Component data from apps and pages
== Segment start ==
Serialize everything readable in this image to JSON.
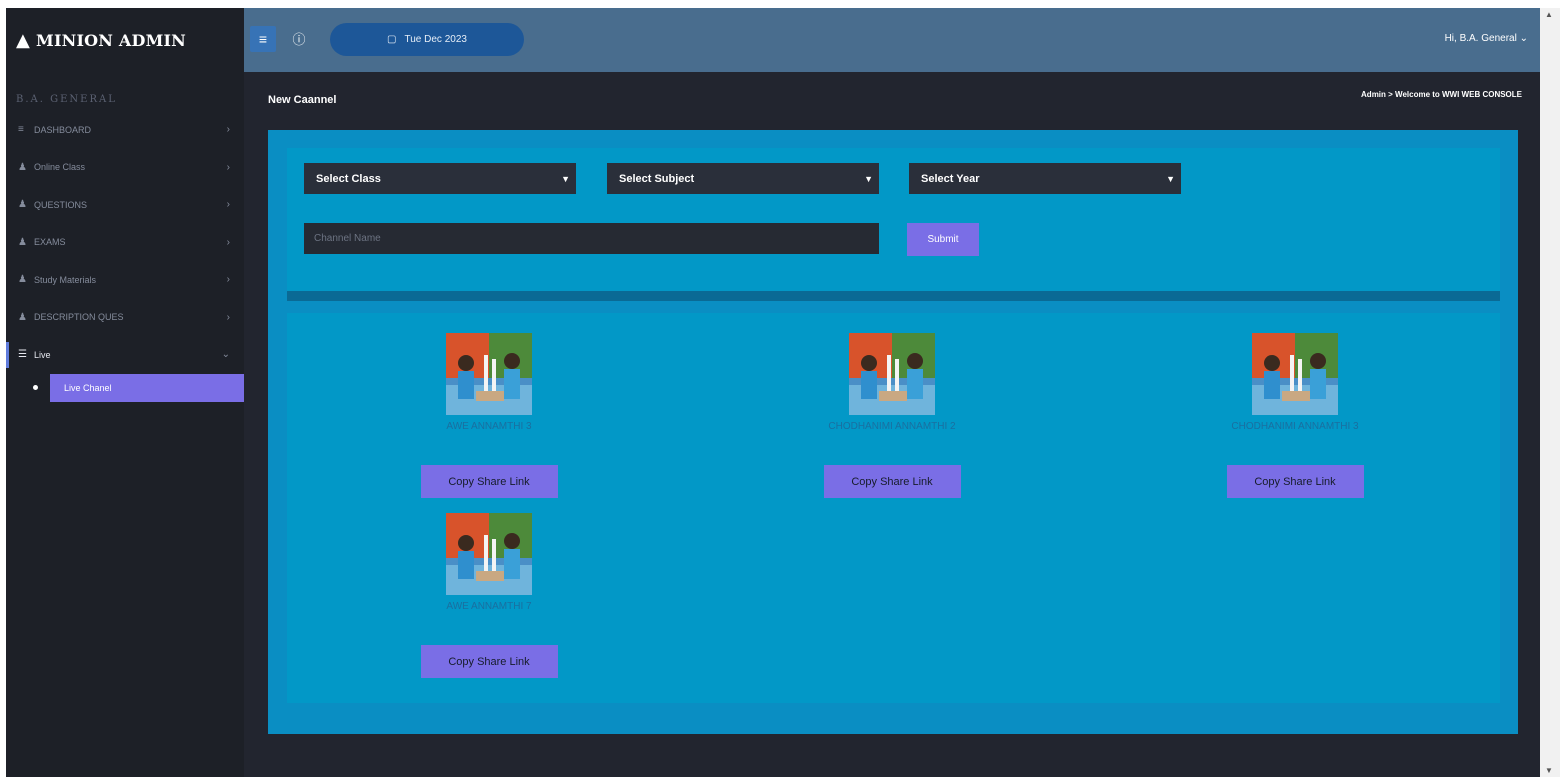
{
  "brand": {
    "logo_icon": "triangle-logo-icon",
    "name": "MINION ADMIN"
  },
  "sidebar": {
    "user_label": "B.A. GENERAL",
    "items": [
      {
        "label": "DASHBOARD",
        "icon": "list-icon"
      },
      {
        "label": "Online Class",
        "icon": "user-group-icon"
      },
      {
        "label": "QUESTIONS",
        "icon": "user-group-icon"
      },
      {
        "label": "EXAMS",
        "icon": "user-group-icon"
      },
      {
        "label": "Study Materials",
        "icon": "user-group-icon"
      },
      {
        "label": "DESCRIPTION QUES",
        "icon": "user-group-icon"
      },
      {
        "label": "Live",
        "icon": "list-icon",
        "expanded": true
      }
    ],
    "sub_items": [
      {
        "label": "Live Chanel",
        "active": true
      }
    ]
  },
  "topbar": {
    "date": "Tue Dec 2023",
    "user_greeting": "Hi, B.A. General"
  },
  "page": {
    "title": "New Caannel",
    "breadcrumb": "Admin > Welcome to WWI WEB CONSOLE"
  },
  "form": {
    "class_select": "Select Class",
    "subject_select": "Select Subject",
    "year_select": "Select Year",
    "channel_placeholder": "Channel Name",
    "submit_label": "Submit"
  },
  "channels": [
    {
      "name": "AWE ANNAMTHI 3",
      "button": "Copy Share Link"
    },
    {
      "name": "CHODHANIMI ANNAMTHI 2",
      "button": "Copy Share Link"
    },
    {
      "name": "CHODHANIMI ANNAMTHI 3",
      "button": "Copy Share Link"
    },
    {
      "name": "AWE ANNAMTHI 7",
      "button": "Copy Share Link"
    }
  ],
  "colors": {
    "sidebar": "#1d2027",
    "topbar": "#496d8e",
    "card": "#0a8ec3",
    "button": "#7a6ee6",
    "date_pill": "#1d5798"
  }
}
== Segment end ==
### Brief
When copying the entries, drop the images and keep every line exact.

### Solution to this exercise
Serialize everything readable in this image to JSON.
{
  "brand": {
    "logo_icon": "triangle-logo-icon",
    "name": "MINION ADMIN"
  },
  "sidebar": {
    "user_label": "B.A. GENERAL",
    "items": [
      {
        "label": "DASHBOARD",
        "icon": "list-icon"
      },
      {
        "label": "Online Class",
        "icon": "user-group-icon"
      },
      {
        "label": "QUESTIONS",
        "icon": "user-group-icon"
      },
      {
        "label": "EXAMS",
        "icon": "user-group-icon"
      },
      {
        "label": "Study Materials",
        "icon": "user-group-icon"
      },
      {
        "label": "DESCRIPTION QUES",
        "icon": "user-group-icon"
      },
      {
        "label": "Live",
        "icon": "list-icon",
        "expanded": true
      }
    ],
    "sub_items": [
      {
        "label": "Live Chanel",
        "active": true
      }
    ]
  },
  "topbar": {
    "date": "Tue Dec 2023",
    "user_greeting": "Hi, B.A. General"
  },
  "page": {
    "title": "New Caannel",
    "breadcrumb": "Admin > Welcome to WWI WEB CONSOLE"
  },
  "form": {
    "class_select": "Select Class",
    "subject_select": "Select Subject",
    "year_select": "Select Year",
    "channel_placeholder": "Channel Name",
    "submit_label": "Submit"
  },
  "channels": [
    {
      "name": "AWE ANNAMTHI 3",
      "button": "Copy Share Link"
    },
    {
      "name": "CHODHANIMI ANNAMTHI 2",
      "button": "Copy Share Link"
    },
    {
      "name": "CHODHANIMI ANNAMTHI 3",
      "button": "Copy Share Link"
    },
    {
      "name": "AWE ANNAMTHI 7",
      "button": "Copy Share Link"
    }
  ],
  "colors": {
    "sidebar": "#1d2027",
    "topbar": "#496d8e",
    "card": "#0a8ec3",
    "button": "#7a6ee6",
    "date_pill": "#1d5798"
  }
}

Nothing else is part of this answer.